The idea that dragons were folk memories of dinosaurs is another relatively modern myth. William D. Matthew summed it up nicely in Science-History of the Universe in 1909: “It is a tempting explanation to suppose that some tradition of these real monsters, handed down from primitive ancestors, was the basis of the dragon legends so widely scattered among all races of men. But this theory must be regretfully abandoned when the perspective of the geologic record is examined.” Dinosaurs, he said, had been extinct for millions of years before anyone spoke of dragons. Nearly every other science book I consulted from the early 1800s through World War II said almost exactly the same thing, even those relying on the source that came closest to making the claim, Georges Cuvier, who around 1809 named the pterodactyl and declared that there had once been an age of dragon-like reptiles. But even he, at this early date, recognized that the flying dragons had come and gone before the rise of mammals.
Reading that was actually a bit of a disappointment for me because I had heard the claim that Victorians thought dinosaurs inspired dragons so often that I assumed it to be true; with scant exception—only a few early anti-evolution advocates—early writers did not see a literal connection between dinosaurs and dragons. In fact, the bigger concern for Victorians is that many non-scientists simply refused to accept the existence of dinosaurs. W. D. Matthew, writing for the American Museum of Natural History in 1915, reported the most frequent question museum docents were asked at the Dinosaur Hall: “they make these out of plaster, don’t they?” The question came from incredulous visitors who suspected the museum of fabricating dinosaurs. Novels and Hollywood movies like The Lost World, ironically, helped to make dinosaurs “real” by telling fictional stories about them, but in so doing sowed the seeds of the idea that dinosaurs and humans might have coexisted.
Creationists, largely after World War II, began promoting the idea that dinosaurs survived the Flood and co-existed with humans, possibly down to the present.

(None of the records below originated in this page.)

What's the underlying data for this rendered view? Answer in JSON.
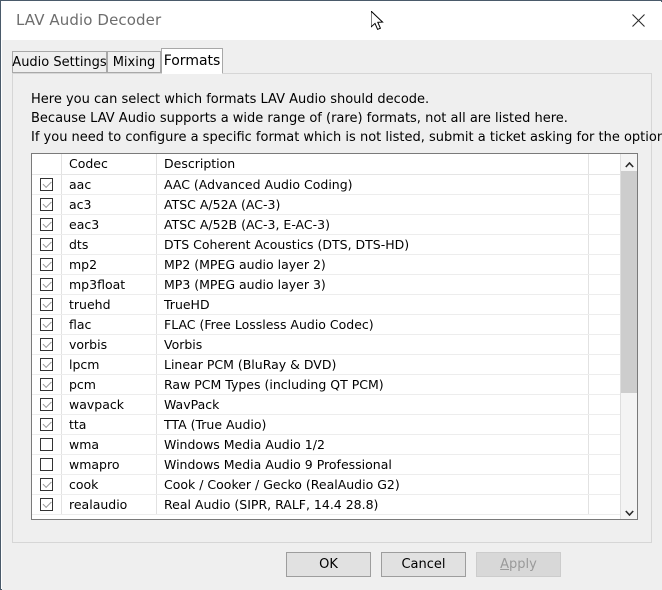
{
  "window": {
    "title": "LAV Audio Decoder",
    "close_icon": "close-icon"
  },
  "tabs": [
    {
      "label": "Audio Settings",
      "selected": false
    },
    {
      "label": "Mixing",
      "selected": false
    },
    {
      "label": "Formats",
      "selected": true
    }
  ],
  "description": {
    "line1": "Here you can select which formats LAV Audio should decode.",
    "line2": "Because LAV Audio supports a wide range of (rare) formats, not all are listed here.",
    "line3": "If you need to configure a specific format which is not listed, submit a ticket asking for the option."
  },
  "listview": {
    "columns": {
      "check": "",
      "codec": "Codec",
      "description": "Description"
    },
    "rows": [
      {
        "checked": true,
        "codec": "aac",
        "description": "AAC (Advanced Audio Coding)"
      },
      {
        "checked": true,
        "codec": "ac3",
        "description": "ATSC A/52A (AC-3)"
      },
      {
        "checked": true,
        "codec": "eac3",
        "description": "ATSC A/52B (AC-3, E-AC-3)"
      },
      {
        "checked": true,
        "codec": "dts",
        "description": "DTS Coherent Acoustics (DTS, DTS-HD)"
      },
      {
        "checked": true,
        "codec": "mp2",
        "description": "MP2 (MPEG audio layer 2)"
      },
      {
        "checked": true,
        "codec": "mp3float",
        "description": "MP3 (MPEG audio layer 3)"
      },
      {
        "checked": true,
        "codec": "truehd",
        "description": "TrueHD"
      },
      {
        "checked": true,
        "codec": "flac",
        "description": "FLAC (Free Lossless Audio Codec)"
      },
      {
        "checked": true,
        "codec": "vorbis",
        "description": "Vorbis"
      },
      {
        "checked": true,
        "codec": "lpcm",
        "description": "Linear PCM (BluRay & DVD)"
      },
      {
        "checked": true,
        "codec": "pcm",
        "description": "Raw PCM Types (including QT PCM)"
      },
      {
        "checked": true,
        "codec": "wavpack",
        "description": "WavPack"
      },
      {
        "checked": true,
        "codec": "tta",
        "description": "TTA (True Audio)"
      },
      {
        "checked": false,
        "codec": "wma",
        "description": "Windows Media Audio 1/2"
      },
      {
        "checked": false,
        "codec": "wmapro",
        "description": "Windows Media Audio 9 Professional"
      },
      {
        "checked": true,
        "codec": "cook",
        "description": "Cook / Cooker / Gecko (RealAudio G2)"
      },
      {
        "checked": true,
        "codec": "realaudio",
        "description": "Real Audio (SIPR, RALF, 14.4 28.8)"
      }
    ],
    "scrollbar": {
      "up_icon": "chevron-up-icon",
      "down_icon": "chevron-down-icon"
    }
  },
  "buttons": {
    "ok": "OK",
    "cancel": "Cancel",
    "apply_accel": "A",
    "apply_rest": "pply",
    "apply_enabled": false
  }
}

This question did not trouble pre-war creationists as much, and indeed very few references to dinosaurs show up in the Noah’s Ark literature before World War II. Elmer Boyd Smith, writing in The Story of Noah’s Ark (1905), said in his comic but “respectful” account that that the dinosaurs had to be left behind because they were too big to make it through the Ark’s door. For him, extinct animals were simply the species that for various reasons lacked safe passage on the Ark.
I find it interesting that the ACE creationist authors chose Chinese, Irish, and Egyptian dragons to use in their curriculum, but not, say, Greek and Roman dragons, which were explicitly giant snakes. The Irish dragons were clearly chosen because modern Celtic dragon images show four-footed reptiles formally similar to early reconstructions of dinosaurs. Chinese dragons are similarly obvious: Today Chinese traditional medicine still grinds up dinosaur fossils as “dragon” bones, suggesting that the two could be equated beyond the conceit that Chinese fossil hunters interpreted the bones through the lens of myth. But Egyptian dragons? Ancient Egyptians depicted giant serpents (such as Apep), crocodiles, and occasionally serpents with human heads and four feet, but I am at a loss to find anything that looks like a dinosaur or a traditional dragon. This seems to be a remnant of the King James Bible (e.g. Ezekiel 29:3), where words for “monster” or “monster crocodile” associated with Egypt were translated as “dragon.”